Task to carry out —
A verbatim copy of the full data, with no pictures, is the expected answer.

Page and application data records
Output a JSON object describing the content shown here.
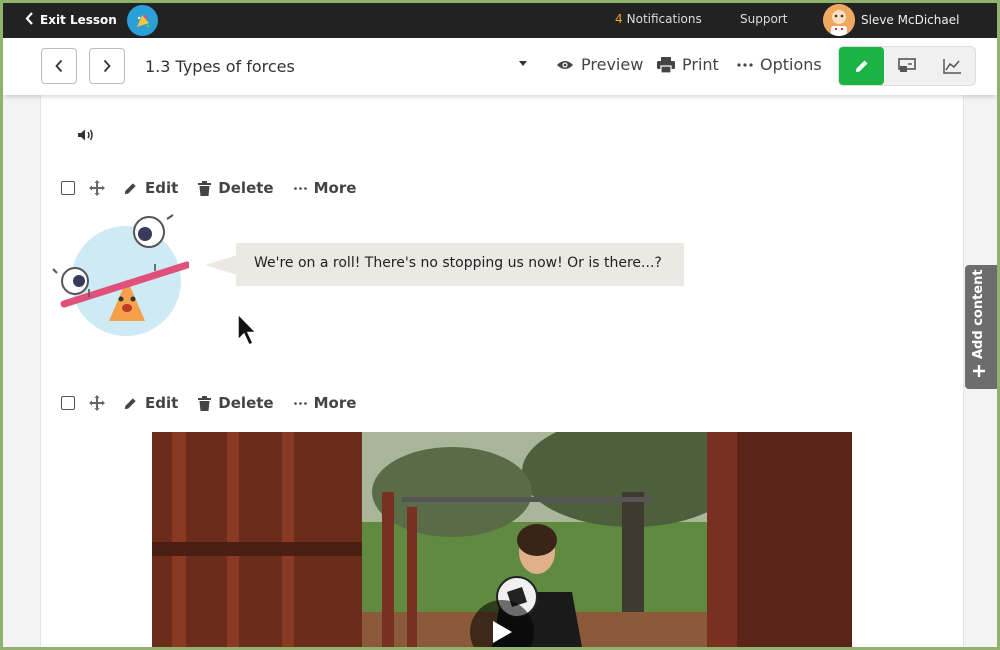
{
  "topbar": {
    "exit_label": "Exit Lesson",
    "notifications_count": "4",
    "notifications_label": "Notifications",
    "support_label": "Support",
    "user_name": "Sleve McDichael"
  },
  "toolbar": {
    "lesson_title": "1.3 Types of forces",
    "preview_label": "Preview",
    "print_label": "Print",
    "options_label": "Options"
  },
  "blocks": [
    {
      "edit_label": "Edit",
      "delete_label": "Delete",
      "more_label": "More"
    },
    {
      "edit_label": "Edit",
      "delete_label": "Delete",
      "more_label": "More"
    }
  ],
  "speech": {
    "text": "We're on a roll! There's no stopping us now! Or is there...?"
  },
  "sidebar": {
    "add_content_label": "Add content"
  },
  "colors": {
    "accent_green": "#1db344",
    "notification_orange": "#f5a623",
    "topbar": "#222222"
  }
}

Output below —
Output a JSON object describing the content shown here.
{
  "topbar": {
    "exit_label": "Exit Lesson",
    "notifications_count": "4",
    "notifications_label": "Notifications",
    "support_label": "Support",
    "user_name": "Sleve McDichael"
  },
  "toolbar": {
    "lesson_title": "1.3 Types of forces",
    "preview_label": "Preview",
    "print_label": "Print",
    "options_label": "Options"
  },
  "blocks": [
    {
      "edit_label": "Edit",
      "delete_label": "Delete",
      "more_label": "More"
    },
    {
      "edit_label": "Edit",
      "delete_label": "Delete",
      "more_label": "More"
    }
  ],
  "speech": {
    "text": "We're on a roll! There's no stopping us now! Or is there...?"
  },
  "sidebar": {
    "add_content_label": "Add content"
  },
  "colors": {
    "accent_green": "#1db344",
    "notification_orange": "#f5a623",
    "topbar": "#222222"
  }
}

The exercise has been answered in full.